Segment Start: Entries shown

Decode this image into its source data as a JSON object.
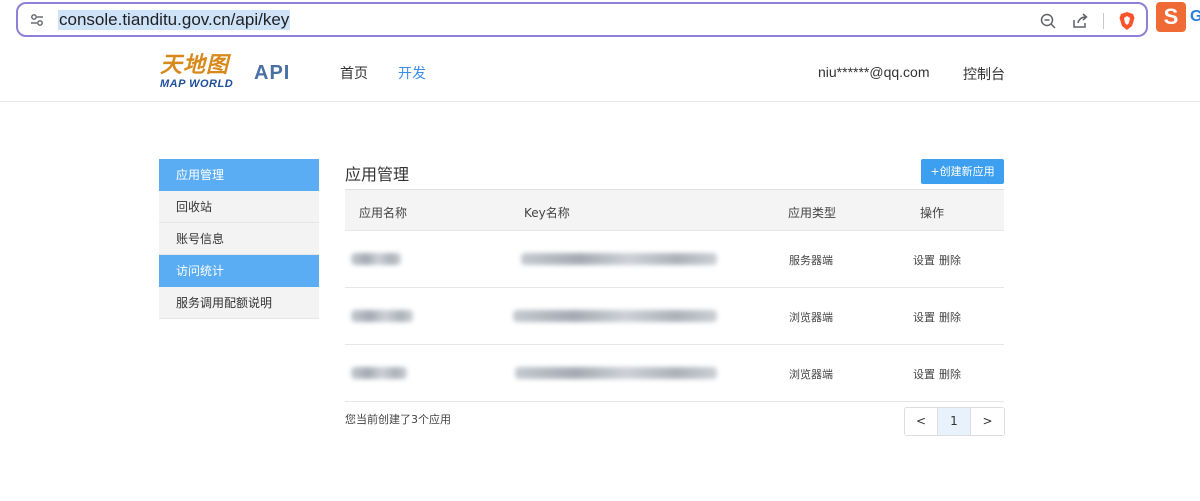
{
  "browser": {
    "url": "console.tianditu.gov.cn/api/key",
    "ext_label": "S",
    "ext2_label": "G"
  },
  "header": {
    "logo_cn": "天地图",
    "logo_en": "MAP WORLD",
    "api_label": "API",
    "nav": [
      {
        "label": "首页"
      },
      {
        "label": "开发"
      }
    ],
    "user_email": "niu******@qq.com",
    "console_label": "控制台"
  },
  "sidebar": {
    "items": [
      {
        "label": "应用管理",
        "active": true
      },
      {
        "label": "回收站"
      },
      {
        "label": "账号信息"
      },
      {
        "label": "访问统计",
        "active": true
      },
      {
        "label": "服务调用配额说明"
      }
    ]
  },
  "main": {
    "title": "应用管理",
    "create_button": "+创建新应用",
    "columns": [
      "应用名称",
      "Key名称",
      "应用类型",
      "操作"
    ],
    "rows": [
      {
        "type": "服务器端",
        "settings": "设置",
        "delete": "删除"
      },
      {
        "type": "浏览器端",
        "settings": "设置",
        "delete": "删除"
      },
      {
        "type": "浏览器端",
        "settings": "设置",
        "delete": "删除"
      }
    ],
    "summary": "您当前创建了3个应用",
    "pager": {
      "prev": "<",
      "current": "1",
      "next": ">"
    }
  },
  "colors": {
    "accent": "#3c9ff0",
    "sidebar_active": "#5aacf3",
    "url_border": "#8f7fd6"
  }
}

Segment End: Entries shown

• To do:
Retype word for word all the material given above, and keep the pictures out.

• Reply to the exercise:
Decode this image into its source data as a JSON object.
{
  "browser": {
    "url": "console.tianditu.gov.cn/api/key",
    "ext_label": "S",
    "ext2_label": "G"
  },
  "header": {
    "logo_cn": "天地图",
    "logo_en": "MAP WORLD",
    "api_label": "API",
    "nav": [
      {
        "label": "首页"
      },
      {
        "label": "开发"
      }
    ],
    "user_email": "niu******@qq.com",
    "console_label": "控制台"
  },
  "sidebar": {
    "items": [
      {
        "label": "应用管理",
        "active": true
      },
      {
        "label": "回收站"
      },
      {
        "label": "账号信息"
      },
      {
        "label": "访问统计",
        "active": true
      },
      {
        "label": "服务调用配额说明"
      }
    ]
  },
  "main": {
    "title": "应用管理",
    "create_button": "+创建新应用",
    "columns": [
      "应用名称",
      "Key名称",
      "应用类型",
      "操作"
    ],
    "rows": [
      {
        "type": "服务器端",
        "settings": "设置",
        "delete": "删除"
      },
      {
        "type": "浏览器端",
        "settings": "设置",
        "delete": "删除"
      },
      {
        "type": "浏览器端",
        "settings": "设置",
        "delete": "删除"
      }
    ],
    "summary": "您当前创建了3个应用",
    "pager": {
      "prev": "<",
      "current": "1",
      "next": ">"
    }
  },
  "colors": {
    "accent": "#3c9ff0",
    "sidebar_active": "#5aacf3",
    "url_border": "#8f7fd6"
  }
}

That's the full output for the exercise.